Work instruction
Could you return every record below exactly as it is written?

Extracted material
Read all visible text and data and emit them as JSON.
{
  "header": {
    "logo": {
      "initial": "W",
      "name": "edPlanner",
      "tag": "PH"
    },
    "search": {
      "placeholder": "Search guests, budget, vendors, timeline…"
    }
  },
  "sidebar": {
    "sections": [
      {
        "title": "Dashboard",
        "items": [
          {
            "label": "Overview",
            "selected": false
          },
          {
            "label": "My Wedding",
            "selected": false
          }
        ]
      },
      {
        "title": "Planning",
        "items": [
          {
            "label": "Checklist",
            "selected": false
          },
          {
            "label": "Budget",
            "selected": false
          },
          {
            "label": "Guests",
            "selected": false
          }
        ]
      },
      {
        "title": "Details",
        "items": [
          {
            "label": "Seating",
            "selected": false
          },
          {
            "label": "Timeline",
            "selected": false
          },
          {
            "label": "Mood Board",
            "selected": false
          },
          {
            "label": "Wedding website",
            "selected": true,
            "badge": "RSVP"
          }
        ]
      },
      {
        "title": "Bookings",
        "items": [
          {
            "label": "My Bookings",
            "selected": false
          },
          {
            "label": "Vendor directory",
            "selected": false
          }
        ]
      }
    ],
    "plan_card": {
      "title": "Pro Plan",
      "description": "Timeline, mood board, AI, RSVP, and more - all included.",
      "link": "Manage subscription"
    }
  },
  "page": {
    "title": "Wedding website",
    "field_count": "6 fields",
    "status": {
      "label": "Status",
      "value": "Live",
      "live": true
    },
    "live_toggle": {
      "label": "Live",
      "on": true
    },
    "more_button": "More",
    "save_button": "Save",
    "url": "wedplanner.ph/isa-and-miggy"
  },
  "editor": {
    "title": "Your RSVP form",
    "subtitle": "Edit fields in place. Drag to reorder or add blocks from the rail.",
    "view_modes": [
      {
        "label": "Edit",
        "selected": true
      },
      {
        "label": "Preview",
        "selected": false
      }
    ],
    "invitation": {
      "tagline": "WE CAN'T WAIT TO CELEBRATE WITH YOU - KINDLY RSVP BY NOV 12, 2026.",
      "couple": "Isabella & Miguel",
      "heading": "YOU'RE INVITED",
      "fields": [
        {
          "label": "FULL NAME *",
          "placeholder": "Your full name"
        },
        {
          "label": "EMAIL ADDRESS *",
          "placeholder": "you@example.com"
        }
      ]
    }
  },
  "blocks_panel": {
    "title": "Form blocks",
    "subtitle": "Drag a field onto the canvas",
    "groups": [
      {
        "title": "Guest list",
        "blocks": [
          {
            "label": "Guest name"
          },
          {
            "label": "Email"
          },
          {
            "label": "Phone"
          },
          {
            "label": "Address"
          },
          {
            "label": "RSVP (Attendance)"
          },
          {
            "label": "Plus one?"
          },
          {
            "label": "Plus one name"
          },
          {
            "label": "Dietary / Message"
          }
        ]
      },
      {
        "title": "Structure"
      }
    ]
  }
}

Answer box
Read all visible text and data and emit them as JSON.
{
  "header": {
    "logo": {
      "initial": "W",
      "name": "edPlanner",
      "tag": "PH"
    },
    "search": {
      "placeholder": "Search guests, budget, vendors, timeline…"
    }
  },
  "sidebar": {
    "sections": [
      {
        "title": "Dashboard",
        "items": [
          {
            "label": "Overview",
            "selected": false
          },
          {
            "label": "My Wedding",
            "selected": false
          }
        ]
      },
      {
        "title": "Planning",
        "items": [
          {
            "label": "Checklist",
            "selected": false
          },
          {
            "label": "Budget",
            "selected": false
          },
          {
            "label": "Guests",
            "selected": false
          }
        ]
      },
      {
        "title": "Details",
        "items": [
          {
            "label": "Seating",
            "selected": false
          },
          {
            "label": "Timeline",
            "selected": false
          },
          {
            "label": "Mood Board",
            "selected": false
          },
          {
            "label": "Wedding website",
            "selected": true,
            "badge": "RSVP"
          }
        ]
      },
      {
        "title": "Bookings",
        "items": [
          {
            "label": "My Bookings",
            "selected": false
          },
          {
            "label": "Vendor directory",
            "selected": false
          }
        ]
      }
    ],
    "plan_card": {
      "title": "Pro Plan",
      "description": "Timeline, mood board, AI, RSVP, and more - all included.",
      "link": "Manage subscription"
    }
  },
  "page": {
    "title": "Wedding website",
    "field_count": "6 fields",
    "status": {
      "label": "Status",
      "value": "Live",
      "live": true
    },
    "live_toggle": {
      "label": "Live",
      "on": true
    },
    "more_button": "More",
    "save_button": "Save",
    "url": "wedplanner.ph/isa-and-miggy"
  },
  "editor": {
    "title": "Your RSVP form",
    "subtitle": "Edit fields in place. Drag to reorder or add blocks from the rail.",
    "view_modes": [
      {
        "label": "Edit",
        "selected": true
      },
      {
        "label": "Preview",
        "selected": false
      }
    ],
    "invitation": {
      "tagline": "WE CAN'T WAIT TO CELEBRATE WITH YOU - KINDLY RSVP BY NOV 12, 2026.",
      "couple": "Isabella & Miguel",
      "heading": "YOU'RE INVITED",
      "fields": [
        {
          "label": "FULL NAME *",
          "placeholder": "Your full name"
        },
        {
          "label": "EMAIL ADDRESS *",
          "placeholder": "you@example.com"
        }
      ]
    }
  },
  "blocks_panel": {
    "title": "Form blocks",
    "subtitle": "Drag a field onto the canvas",
    "groups": [
      {
        "title": "Guest list",
        "blocks": [
          {
            "label": "Guest name"
          },
          {
            "label": "Email"
          },
          {
            "label": "Phone"
          },
          {
            "label": "Address"
          },
          {
            "label": "RSVP (Attendance)"
          },
          {
            "label": "Plus one?"
          },
          {
            "label": "Plus one name"
          },
          {
            "label": "Dietary / Message"
          }
        ]
      },
      {
        "title": "Structure"
      }
    ]
  }
}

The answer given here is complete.